What's It All About, Sebastian; A Turkish Delight as Vettel Takes Out Teammate

Antony HerbertAnalyst IIIMay 30, 2010

ISTANBUL, TURKEY - MAY 30:  Mark Webber of Australia and Red Bull Racing leads from Lewis Hamilton of Great Britain and McLaren Mercedes at the start of the Turkish Formula One Grand Prix at Istanbul Park on May 30, 2010, in Istanbul, Turkey.  (Photo by Mark Thompson/Getty Images)
Mark Thompson/Getty Images

This article was originally going to comment upon my insatiable optimism for the remainder of the season.

The title fight looked in full swing as the fantastic four, composed of the two Red Bulls and the two McLaren’s delightfully and commandingly squabbled throughout.

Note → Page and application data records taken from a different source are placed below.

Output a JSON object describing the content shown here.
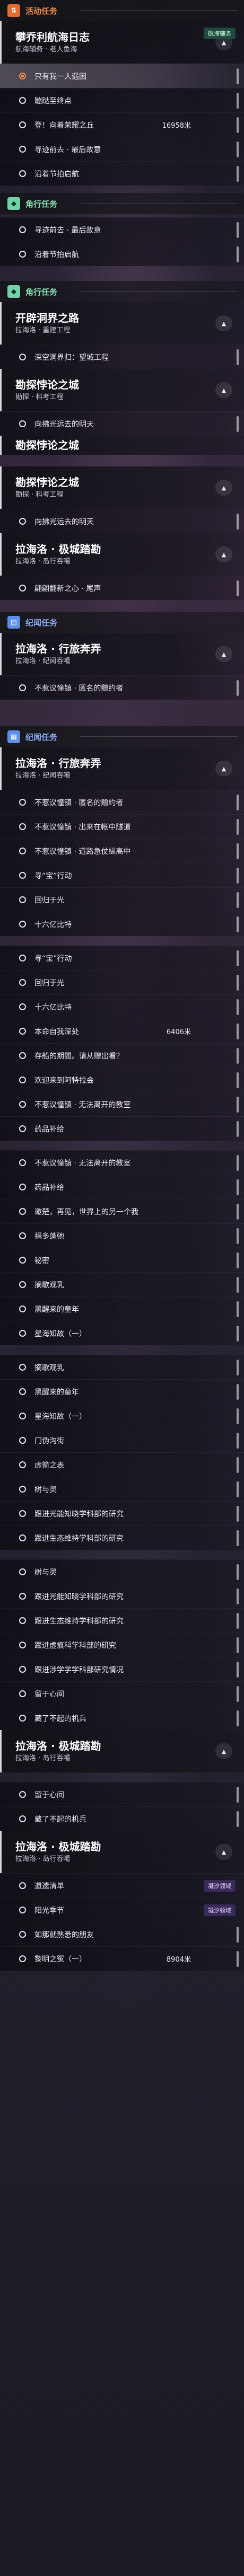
{
  "rows": [
    {
      "t": "section",
      "c": "orange",
      "h": 40,
      "icon": "cycle-icon",
      "text": "活动任务"
    },
    {
      "t": "header",
      "h": 80,
      "title": "攀乔利航海日志",
      "sub": "航海辅务 · 老人鱼海",
      "btn": "▲",
      "tag": "航海辅务"
    },
    {
      "t": "item",
      "h": 46,
      "text": "只有我一人遇困",
      "active": true
    },
    {
      "t": "item",
      "h": 46,
      "text": "蹦跶至终点"
    },
    {
      "t": "item",
      "h": 46,
      "text": "登！向着荣耀之丘",
      "dist": "16958米"
    },
    {
      "t": "item",
      "h": 46,
      "text": "寻迹前去 · 最后故意"
    },
    {
      "t": "item",
      "h": 46,
      "text": "沿着节拍启航"
    },
    {
      "t": "gap",
      "h": 14
    },
    {
      "t": "section",
      "c": "green",
      "h": 40,
      "icon": "pin-icon",
      "text": "角行任务"
    },
    {
      "t": "gap",
      "h": 6
    },
    {
      "t": "item",
      "h": 46,
      "text": "寻迹前去 · 最后故意"
    },
    {
      "t": "item",
      "h": 46,
      "text": "沿着节拍启航"
    },
    {
      "t": "gap",
      "h": 28
    },
    {
      "t": "section",
      "c": "green",
      "h": 40,
      "icon": "pin-icon",
      "text": "角行任务"
    },
    {
      "t": "header",
      "h": 80,
      "title": "开辟洞界之路",
      "sub": "拉海洛 · 重建工程",
      "btn": "▲"
    },
    {
      "t": "item",
      "h": 46,
      "text": "深空洞界归：望城工程"
    },
    {
      "t": "header",
      "h": 80,
      "title": "勘探悖论之城",
      "sub": "勘探 · 科考工程",
      "btn": "▲"
    },
    {
      "t": "item",
      "h": 46,
      "text": "向拂光远去的明天"
    },
    {
      "t": "header",
      "h": 36,
      "title": "勘探悖论之城",
      "sub": "",
      "btn": ""
    },
    {
      "t": "gap",
      "h": 22
    },
    {
      "t": "header",
      "h": 80,
      "title": "勘探悖论之城",
      "sub": "勘探 · 科考工程",
      "btn": "▲"
    },
    {
      "t": "item",
      "h": 46,
      "text": "向拂光远去的明天"
    },
    {
      "t": "header",
      "h": 80,
      "title": "拉海洛 · 极城踏勘",
      "sub": "拉海洛 · 岛行吞噶",
      "btn": "▲"
    },
    {
      "t": "item",
      "h": 46,
      "text": "翩翩翻新之心 · 尾声"
    },
    {
      "t": "gap",
      "h": 22
    },
    {
      "t": "section",
      "c": "blue",
      "h": 40,
      "icon": "book-icon",
      "text": "纪闻任务"
    },
    {
      "t": "header",
      "h": 80,
      "title": "拉海洛 · 行旅奔弄",
      "sub": "拉海洛 · 纪闻吞噶",
      "btn": "▲"
    },
    {
      "t": "item",
      "h": 46,
      "text": "不惹议憧镇 · 匿名的赠约者"
    },
    {
      "t": "gap",
      "h": 50
    },
    {
      "t": "section",
      "c": "blue",
      "h": 40,
      "icon": "book-icon",
      "text": "纪闻任务"
    },
    {
      "t": "header",
      "h": 80,
      "title": "拉海洛 · 行旅奔弄",
      "sub": "拉海洛 · 纪闻吞噶",
      "btn": "▲"
    },
    {
      "t": "item",
      "h": 46,
      "text": "不惹议憧镇 · 匿名的赠约者"
    },
    {
      "t": "item",
      "h": 46,
      "text": "不惹议憧镇 · 出来在帐中隧道"
    },
    {
      "t": "item",
      "h": 46,
      "text": "不惹议憧镇 · 道路急仗纵高中"
    },
    {
      "t": "item",
      "h": 46,
      "text": "寻“宝”行动"
    },
    {
      "t": "item",
      "h": 46,
      "text": "回归于光"
    },
    {
      "t": "item",
      "h": 46,
      "text": "十六亿比特"
    },
    {
      "t": "gap",
      "h": 18
    },
    {
      "t": "item",
      "h": 46,
      "text": "寻“宝”行动"
    },
    {
      "t": "item",
      "h": 46,
      "text": "回归于光"
    },
    {
      "t": "item",
      "h": 46,
      "text": "十六亿比特"
    },
    {
      "t": "item",
      "h": 46,
      "text": "本命自我深处",
      "dist": "6406米"
    },
    {
      "t": "item",
      "h": 46,
      "text": "存船的期間。请从赠出看？"
    },
    {
      "t": "item",
      "h": 46,
      "text": "欢迎来到阿特拉会"
    },
    {
      "t": "item",
      "h": 46,
      "text": "不惹议憧镇 · 无法离开的教室"
    },
    {
      "t": "item",
      "h": 46,
      "text": "药品补给"
    },
    {
      "t": "gap",
      "h": 18
    },
    {
      "t": "item",
      "h": 46,
      "text": "不惹议憧镇 · 无法离开的教室"
    },
    {
      "t": "item",
      "h": 46,
      "text": "药品补给"
    },
    {
      "t": "item",
      "h": 46,
      "text": "邀楚，再见，世界上的另一个我"
    },
    {
      "t": "item",
      "h": 46,
      "text": "捐多蓬弛"
    },
    {
      "t": "item",
      "h": 46,
      "text": "秘密"
    },
    {
      "t": "item",
      "h": 46,
      "text": "摘歌观乳"
    },
    {
      "t": "item",
      "h": 46,
      "text": "黑醒来的童年"
    },
    {
      "t": "item",
      "h": 46,
      "text": "星海知故（一）"
    },
    {
      "t": "gap",
      "h": 18
    },
    {
      "t": "item",
      "h": 46,
      "text": "摘歌观乳"
    },
    {
      "t": "item",
      "h": 46,
      "text": "黑醒来的童年"
    },
    {
      "t": "item",
      "h": 46,
      "text": "星海知故（一）"
    },
    {
      "t": "item",
      "h": 46,
      "text": "门伪沟街"
    },
    {
      "t": "item",
      "h": 46,
      "text": "虚箭之表"
    },
    {
      "t": "item",
      "h": 46,
      "text": "树与灵"
    },
    {
      "t": "item",
      "h": 46,
      "text": "跟进光能知晓学科部的研究"
    },
    {
      "t": "item",
      "h": 46,
      "text": "跟进生态维持学科部的研究"
    },
    {
      "t": "gap",
      "h": 18
    },
    {
      "t": "item",
      "h": 46,
      "text": "树与灵"
    },
    {
      "t": "item",
      "h": 46,
      "text": "跟进光能知晓学科部的研究"
    },
    {
      "t": "item",
      "h": 46,
      "text": "跟进生态维持学科部的研究"
    },
    {
      "t": "item",
      "h": 46,
      "text": "跟进虚痕科学科部的研究"
    },
    {
      "t": "item",
      "h": 46,
      "text": "跟进涉学学学科部研究情况"
    },
    {
      "t": "item",
      "h": 46,
      "text": "留于心间"
    },
    {
      "t": "item",
      "h": 46,
      "text": "藏了不起的机兵"
    },
    {
      "t": "header",
      "h": 80,
      "title": "拉海洛 · 极城踏勘",
      "sub": "拉海洛 · 岛行吞噶",
      "btn": "▲"
    },
    {
      "t": "gap",
      "h": 18
    },
    {
      "t": "item",
      "h": 46,
      "text": "留于心间"
    },
    {
      "t": "item",
      "h": 46,
      "text": "藏了不起的机兵"
    },
    {
      "t": "header",
      "h": 80,
      "title": "拉海洛 · 极城踏勘",
      "sub": "拉海洛 · 岛行吞噶",
      "btn": "▲"
    },
    {
      "t": "item",
      "h": 46,
      "text": "遗遗清单",
      "tag": "凝汐领域"
    },
    {
      "t": "item",
      "h": 46,
      "text": "阳光季节",
      "tag": "凝汐领域"
    },
    {
      "t": "item",
      "h": 46,
      "text": "如那就熟悉的朋友"
    },
    {
      "t": "item",
      "h": 46,
      "text": "黎明之冤（一）",
      "dist": "8904米"
    }
  ]
}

Even Jenson Button who has appeared distant in dry race conditions put on a show.
Sadly Sebastien Vettel went some way into ruining that.

The Grand Prix of Turkey in Istanbul was however a definite spectacular, spectacle. A flowing track that allowed us to forget the bumps in the road gave us everything that can make a race day special.

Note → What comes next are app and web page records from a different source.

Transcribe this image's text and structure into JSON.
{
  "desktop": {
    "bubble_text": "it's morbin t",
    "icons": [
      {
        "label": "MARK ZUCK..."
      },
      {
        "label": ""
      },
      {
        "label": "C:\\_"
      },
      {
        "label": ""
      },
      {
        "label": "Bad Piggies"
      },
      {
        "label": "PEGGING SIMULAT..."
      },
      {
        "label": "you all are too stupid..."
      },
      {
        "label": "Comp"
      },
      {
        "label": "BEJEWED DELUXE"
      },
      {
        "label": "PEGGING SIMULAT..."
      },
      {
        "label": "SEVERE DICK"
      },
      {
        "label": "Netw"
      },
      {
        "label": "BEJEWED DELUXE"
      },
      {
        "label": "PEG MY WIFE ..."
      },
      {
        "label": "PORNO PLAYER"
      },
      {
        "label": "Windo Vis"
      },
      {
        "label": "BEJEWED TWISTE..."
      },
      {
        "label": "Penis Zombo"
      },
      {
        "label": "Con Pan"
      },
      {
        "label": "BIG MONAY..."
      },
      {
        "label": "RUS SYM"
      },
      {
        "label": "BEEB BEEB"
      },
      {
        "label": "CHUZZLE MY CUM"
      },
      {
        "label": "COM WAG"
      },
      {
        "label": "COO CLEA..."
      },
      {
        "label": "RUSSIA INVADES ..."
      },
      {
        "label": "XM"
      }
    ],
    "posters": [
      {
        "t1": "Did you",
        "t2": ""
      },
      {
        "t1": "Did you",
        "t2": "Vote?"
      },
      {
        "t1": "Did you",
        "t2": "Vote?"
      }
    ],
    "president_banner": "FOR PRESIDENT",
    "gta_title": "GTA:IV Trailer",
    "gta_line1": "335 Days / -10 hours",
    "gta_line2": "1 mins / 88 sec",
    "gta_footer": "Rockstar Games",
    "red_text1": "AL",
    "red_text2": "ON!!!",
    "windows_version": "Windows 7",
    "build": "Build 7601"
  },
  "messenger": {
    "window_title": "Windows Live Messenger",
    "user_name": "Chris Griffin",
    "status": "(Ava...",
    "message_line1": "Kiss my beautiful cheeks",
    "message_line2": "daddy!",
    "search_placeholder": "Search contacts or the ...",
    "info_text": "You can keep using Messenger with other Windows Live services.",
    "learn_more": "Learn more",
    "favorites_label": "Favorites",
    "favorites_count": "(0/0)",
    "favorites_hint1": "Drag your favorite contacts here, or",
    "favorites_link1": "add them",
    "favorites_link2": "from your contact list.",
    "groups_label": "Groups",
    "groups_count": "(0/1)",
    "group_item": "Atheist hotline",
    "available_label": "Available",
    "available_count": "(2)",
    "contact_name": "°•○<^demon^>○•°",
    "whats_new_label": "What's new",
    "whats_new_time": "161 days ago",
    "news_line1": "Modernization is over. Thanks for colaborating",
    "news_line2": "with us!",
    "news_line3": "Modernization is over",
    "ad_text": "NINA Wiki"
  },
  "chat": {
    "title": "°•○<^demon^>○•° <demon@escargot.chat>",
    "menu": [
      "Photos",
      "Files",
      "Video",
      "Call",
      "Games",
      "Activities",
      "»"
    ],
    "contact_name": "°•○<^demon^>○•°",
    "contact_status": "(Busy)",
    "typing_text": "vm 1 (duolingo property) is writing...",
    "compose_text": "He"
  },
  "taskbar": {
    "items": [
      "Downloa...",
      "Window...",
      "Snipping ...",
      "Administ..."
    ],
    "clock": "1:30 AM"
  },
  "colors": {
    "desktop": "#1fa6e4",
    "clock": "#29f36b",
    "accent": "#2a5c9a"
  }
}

We had overtaking, we had intense competition, and we had eventful drama. For the first time in quite a few years I found myself transfixed for the whole duration. I even abhorred the possibility of rain, which we were told was going to add a new dynamic to the already fruitful race.

In most Grand Prix the action after the initial outburst of excitement becomes more background noise and less unmissable sensation. Indeed the track played a part.

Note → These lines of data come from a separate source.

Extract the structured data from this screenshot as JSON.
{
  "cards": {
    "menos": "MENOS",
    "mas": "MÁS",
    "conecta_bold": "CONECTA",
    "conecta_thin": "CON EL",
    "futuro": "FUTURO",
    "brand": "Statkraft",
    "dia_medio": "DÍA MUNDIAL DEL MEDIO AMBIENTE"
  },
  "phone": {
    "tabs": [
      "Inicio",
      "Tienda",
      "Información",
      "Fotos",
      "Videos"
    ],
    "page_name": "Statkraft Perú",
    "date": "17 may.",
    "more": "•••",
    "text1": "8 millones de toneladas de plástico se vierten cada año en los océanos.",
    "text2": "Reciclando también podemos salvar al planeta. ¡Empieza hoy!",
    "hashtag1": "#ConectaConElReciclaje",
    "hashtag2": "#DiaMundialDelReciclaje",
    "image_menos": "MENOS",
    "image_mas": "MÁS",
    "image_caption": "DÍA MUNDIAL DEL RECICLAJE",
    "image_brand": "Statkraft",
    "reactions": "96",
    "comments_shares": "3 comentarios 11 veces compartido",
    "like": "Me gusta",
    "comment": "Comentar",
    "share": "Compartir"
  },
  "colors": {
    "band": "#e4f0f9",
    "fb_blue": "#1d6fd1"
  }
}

Then we have the drivers. This season we have been afforded a greater consistency in the talent pool. Some of the dead wood has been removed. The likes of Kazuki Nakajima and Nelson Piquet Jr. are not currently filling our screens with mediocrity.

Consequentially we become more aware of the problems and individual mistakes made by proved talents. Alonso’s failure in qualifying provided an initial focal point, and now Vettel and Webber’s collision will gift us a ever increasing and bulging word count.

Red Bull will have to lick their wounds and attempt to bounce back in Canada. Both drivers seemed to stick to niceties in the aftermath of the accident, but surely a great amount of soul searching will inspire them back into brilliance as the season progresses.

Hamilton lucked into a win that actually seemed owed to him. He was the best driver on the day, and if it had not been for the pit stop error early on, then his win may have been more forthcoming.

Still, at least he was given a platform to portray a deserved winning driver persona as his teammate Button challenged him with an ambitious overtake into the final corners late on.

McLaren may have something to say about this, as the battle seemed more born out of the order for both drivers to conserve fuel, as opposed to Button gaining an edge.

So now we have a beautiful championship in motion. We have four drivers who can and will display a level of determination to succeed.

If there are more collisions to come, then so be it. At least we would be afforded the opportunity to witness the teams allowing their drivers to fight for pride and to battle for triumph on track.

There is a slight worry that given today's events both teams may now rein this lenience in. Let’s just hope it stays the way that the sport has always been intended—as a sport of both team and individual competition.